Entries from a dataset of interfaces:
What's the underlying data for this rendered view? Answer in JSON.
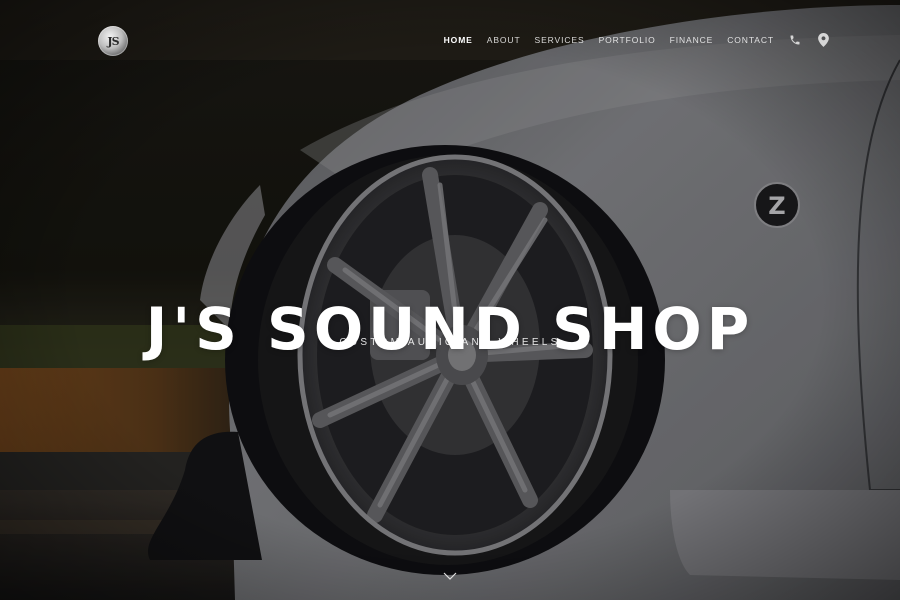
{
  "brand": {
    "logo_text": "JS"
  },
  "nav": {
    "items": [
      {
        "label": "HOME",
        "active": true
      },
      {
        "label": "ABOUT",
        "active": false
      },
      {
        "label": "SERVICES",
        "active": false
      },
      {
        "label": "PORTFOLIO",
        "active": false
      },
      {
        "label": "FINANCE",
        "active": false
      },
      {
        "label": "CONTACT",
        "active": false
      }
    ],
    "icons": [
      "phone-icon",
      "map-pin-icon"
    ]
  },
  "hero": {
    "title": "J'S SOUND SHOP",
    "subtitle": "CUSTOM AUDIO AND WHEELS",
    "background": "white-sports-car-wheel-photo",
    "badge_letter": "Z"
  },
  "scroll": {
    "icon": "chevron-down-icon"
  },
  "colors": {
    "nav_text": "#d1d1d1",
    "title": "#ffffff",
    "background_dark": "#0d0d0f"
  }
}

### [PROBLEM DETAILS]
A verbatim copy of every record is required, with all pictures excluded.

### [RESULT OF THE TASK]
What's the underlying data for this rendered view? Answer in JSON.
{
  "brand": {
    "logo_text": "JS"
  },
  "nav": {
    "items": [
      {
        "label": "HOME",
        "active": true
      },
      {
        "label": "ABOUT",
        "active": false
      },
      {
        "label": "SERVICES",
        "active": false
      },
      {
        "label": "PORTFOLIO",
        "active": false
      },
      {
        "label": "FINANCE",
        "active": false
      },
      {
        "label": "CONTACT",
        "active": false
      }
    ],
    "icons": [
      "phone-icon",
      "map-pin-icon"
    ]
  },
  "hero": {
    "title": "J'S SOUND SHOP",
    "subtitle": "CUSTOM AUDIO AND WHEELS",
    "background": "white-sports-car-wheel-photo",
    "badge_letter": "Z"
  },
  "scroll": {
    "icon": "chevron-down-icon"
  },
  "colors": {
    "nav_text": "#d1d1d1",
    "title": "#ffffff",
    "background_dark": "#0d0d0f"
  }
}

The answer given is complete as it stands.